The rest of the game will basically be spawning story events and fighting enemies, both random encounters and scripted story fights.  When combat starts, you get access to the unique battle system that makes me at a loss to define this game as a specific genre.  Enemies are set on the field already, so you can avoid them if you don’t want to fight them.  You can also sneak up on them to initiate a pre-emptive strike.  The nice thing is that the battle starts in real-time.  You don’t have to go to another screen for the stage.

In combat you have free roam to run around the area and several skills equipped that can be used for attacks and support.  Using up one of these skills will disable it while it recharges.  This requires you to switch to other skills while you try to move around and avoid enemy attacks.  (Avoiding isn’t as easy as other RPGs since there’s no dodge button)  Since there is a recharge time, you will likely find many situations where you’ve used all your skills and are just running around, waiting for them to recharge so you can attack again.

There are special skills you can use every so often as well.  Chain Attacks are one of these attacks, letting time stop and each party member initiate one skill while the enemy is helpless to evade.  The other kind of the Monado skills, which are essential for specific boss fights.  Many bosses require you to attack them enough to stagger them and then again to take them to a disabled state.  Before that you can barely do any damage to them.  This is very similar to staggering enemies in Final Fantasy XIII.  Some of these bosses can only be staggered by being hit by the Monado, which brings quite a bit of strategy to the table.

Xeno Game 3
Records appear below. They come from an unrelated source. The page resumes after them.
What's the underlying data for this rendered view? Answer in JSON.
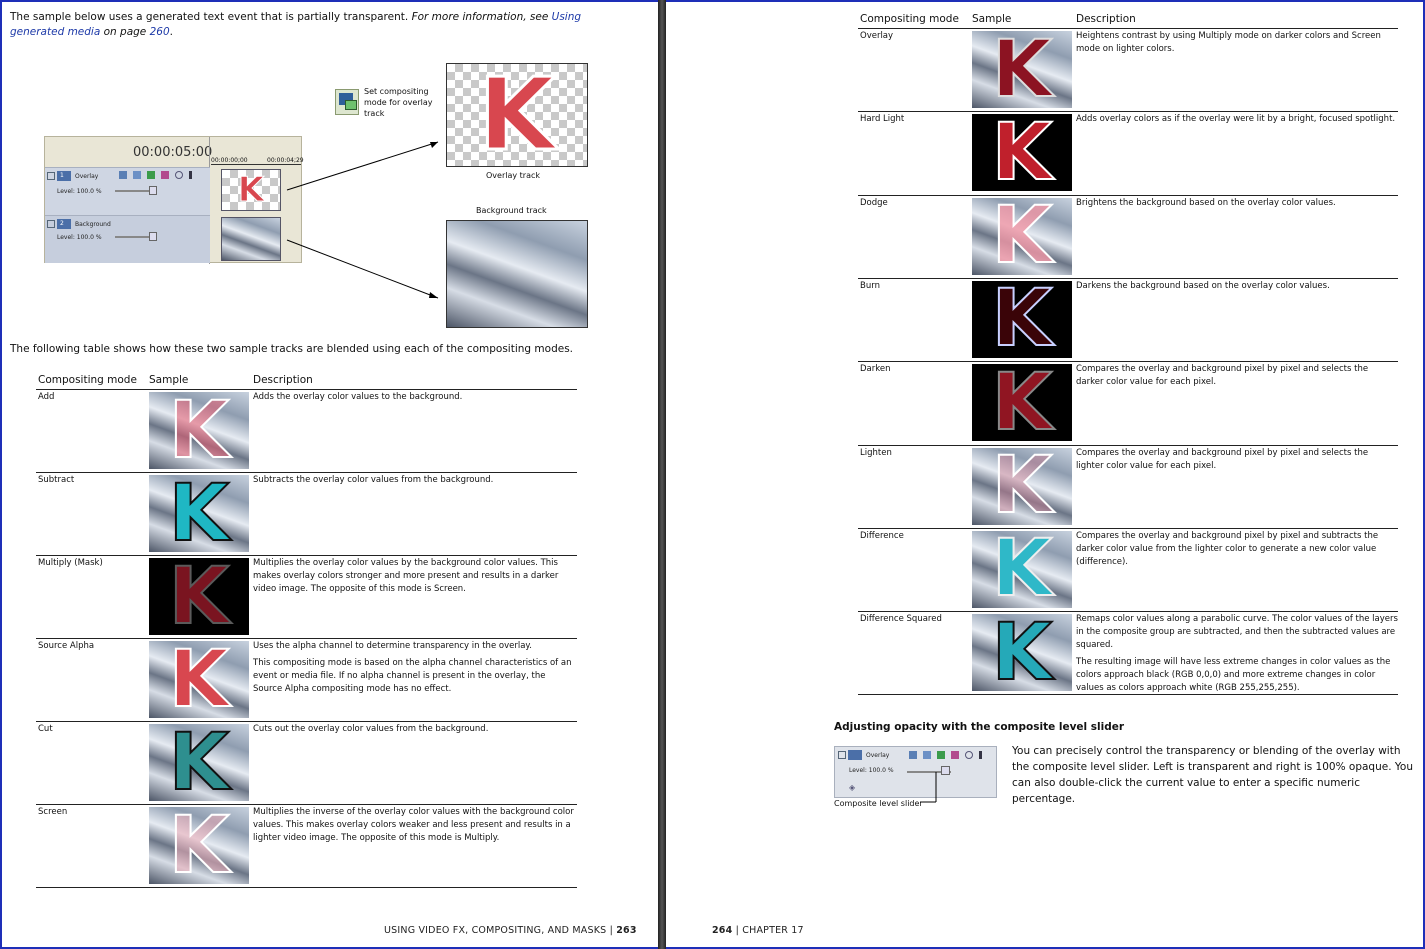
{
  "left": {
    "intro": "The sample below uses a generated text event that is partially transparent. ",
    "intro_italic": "For more information, see ",
    "intro_link": "Using generated media",
    "intro_tail": " on page ",
    "intro_page": "260",
    "intro_end": ".",
    "callout": "Set compositing mode for overlay track",
    "timecode": "00:00:05:00",
    "ruler_start": "00:00:00;00",
    "ruler_end": "00:00:04;29",
    "track1_num": "1",
    "track1_name": "Overlay",
    "track1_level": "Level: 100.0 %",
    "track2_num": "2",
    "track2_name": "Background",
    "track2_level": "Level: 100.0 %",
    "overlay_caption": "Overlay track",
    "background_caption": "Background track",
    "table_intro": "The following table shows how these two sample tracks are blended using each of the compositing modes.",
    "col_mode": "Compositing mode",
    "col_sample": "Sample",
    "col_desc": "Description",
    "rows": [
      {
        "mode": "Add",
        "desc": [
          "Adds the overlay color values to the background."
        ],
        "style": "add"
      },
      {
        "mode": "Subtract",
        "desc": [
          "Subtracts the overlay color values from the background."
        ],
        "style": "subtract"
      },
      {
        "mode": "Multiply (Mask)",
        "desc": [
          "Multiplies the overlay color values by the background color values. This makes overlay colors stronger and more present and results in a darker video image. The opposite of this mode is Screen."
        ],
        "style": "multiply"
      },
      {
        "mode": "Source Alpha",
        "desc": [
          "Uses the alpha channel to determine transparency in the overlay.",
          "This compositing mode is based on the alpha channel characteristics of an event or media file. If no alpha channel is present in the overlay, the Source Alpha compositing mode has no effect."
        ],
        "style": "alpha"
      },
      {
        "mode": "Cut",
        "desc": [
          "Cuts out the overlay color values from the background."
        ],
        "style": "cut"
      },
      {
        "mode": "Screen",
        "desc": [
          "Multiplies the inverse of the overlay color values with the background color values. This makes overlay colors weaker and less present and results in a lighter video image. The opposite of this mode is Multiply."
        ],
        "style": "screen"
      }
    ],
    "footer_text": "USING VIDEO FX, COMPOSITING, AND MASKS | ",
    "footer_page": "263"
  },
  "right": {
    "col_mode": "Compositing mode",
    "col_sample": "Sample",
    "col_desc": "Description",
    "rows": [
      {
        "mode": "Overlay",
        "desc": [
          "Heightens contrast by using Multiply mode on darker colors and Screen mode on lighter colors."
        ],
        "style": "overlay"
      },
      {
        "mode": "Hard Light",
        "desc": [
          "Adds overlay colors as if the overlay were lit by a bright, focused spotlight."
        ],
        "style": "hardlight"
      },
      {
        "mode": "Dodge",
        "desc": [
          "Brightens the background based on the overlay color values."
        ],
        "style": "dodge"
      },
      {
        "mode": "Burn",
        "desc": [
          "Darkens the background based on the overlay color values."
        ],
        "style": "burn"
      },
      {
        "mode": "Darken",
        "desc": [
          "Compares the overlay and background pixel by pixel and selects the darker color value for each pixel."
        ],
        "style": "darken"
      },
      {
        "mode": "Lighten",
        "desc": [
          "Compares the overlay and background pixel by pixel and selects the lighter color value for each pixel."
        ],
        "style": "lighten"
      },
      {
        "mode": "Difference",
        "desc": [
          "Compares the overlay and background pixel by pixel and subtracts the darker color value from the lighter color to generate a new color value (difference)."
        ],
        "style": "difference"
      },
      {
        "mode": "Difference Squared",
        "desc": [
          "Remaps color values along a parabolic curve. The color values of the layers in the composite group are subtracted, and then the subtracted values are squared.",
          "The resulting image will have less extreme changes in color values as the colors approach black (RGB 0,0,0) and more extreme changes in color values as colors approach white (RGB 255,255,255)."
        ],
        "style": "diffsq"
      }
    ],
    "heading": "Adjusting opacity with the composite level slider",
    "slider_track_name": "Overlay",
    "slider_level": "Level: 100.0 %",
    "slider_caption": "Composite level slider",
    "paragraph": "You can precisely control the transparency or blending of the overlay with the composite level slider. Left is transparent and right is 100% opaque. You can also double-click the current value to enter a specific numeric percentage.",
    "footer_page": "264",
    "footer_text": " | CHAPTER 17"
  },
  "colors": {
    "frame": "#1e2fb8",
    "link": "#1e3aa8",
    "k_red": "#d8474f",
    "k_teal": "#2ec4c8"
  }
}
After battle, you have experience to level up and increase your stats.  With this, you also have skills and arts you can learn.  Skills are passive skills like increasing stats, starting battle with buffs, etc.  Each person has a skill tree and you can equip one and they’ll work towards each skill as you fight.  Arts, however, are learned via story events.  Enhancing these is a matter of getting points as you fight and dividing the points to leveling up each art.

This continues for the majority of the game, while other effects will also add themselves later on, as the Monado grows.  These can be useful, like seeing enemy attacks before they happen so you can avoid them.  Over the course of the game, you will also spend quite a bit of time.  We’re looking at 30-40 hours, at least.  So, it’s a pretty long trek for a handheld RPG.


The controls in this game are plentiful.  There are features for every button, including every new button included on the New 3DS.  Both Z buttons and the C Stick are used.  ZL is used to swap menus on the touch screen and ZR brings up the full map.  Finally, the C Stick is used to move the camera.

Moving around is done with the Circle Pad and the D-Pad is used for navigating both the customization and battle menus.  The L and R triggers will let you lock onto a nearby enemy and open the menu that allows you to initiate combat.  Then the face buttons.  A and B are used in menus, but B is also used for quick-time events in combat.  X and Y and used for other features, like pulling up menus while roaming the field.

All in all, it’s a good control scheme, and the first to “officially” begin the twin-stick feel with the C Stick as a camera control.  (Although many previous titles have utilized this, like Kingdom Hearts 3D and Resident Evil: Revelations).


Xeno Pres

Visually, the game doesn’t look bad, but I won’t say that it looks fantastic, either.  It’s a huge game, so visual downgrade was pretty much a given.  I would put the visual level of Xenoblade 3D around mid-tier PSP graphics.  There’s also a bit of blur on the character portraits.  Whether that is because my unit is an XL or not, I’m not sure.  There’s some detail, but honestly, I was expecting it to look better than it does.

The actual game engine runs quite well.  The physics engine is nice, for you can see hair and weapons falling and swaying back and forth as you run.  So there’s kudos for that, and the game runs pretty well.  There are some slight frame drops from time to time, but negligible.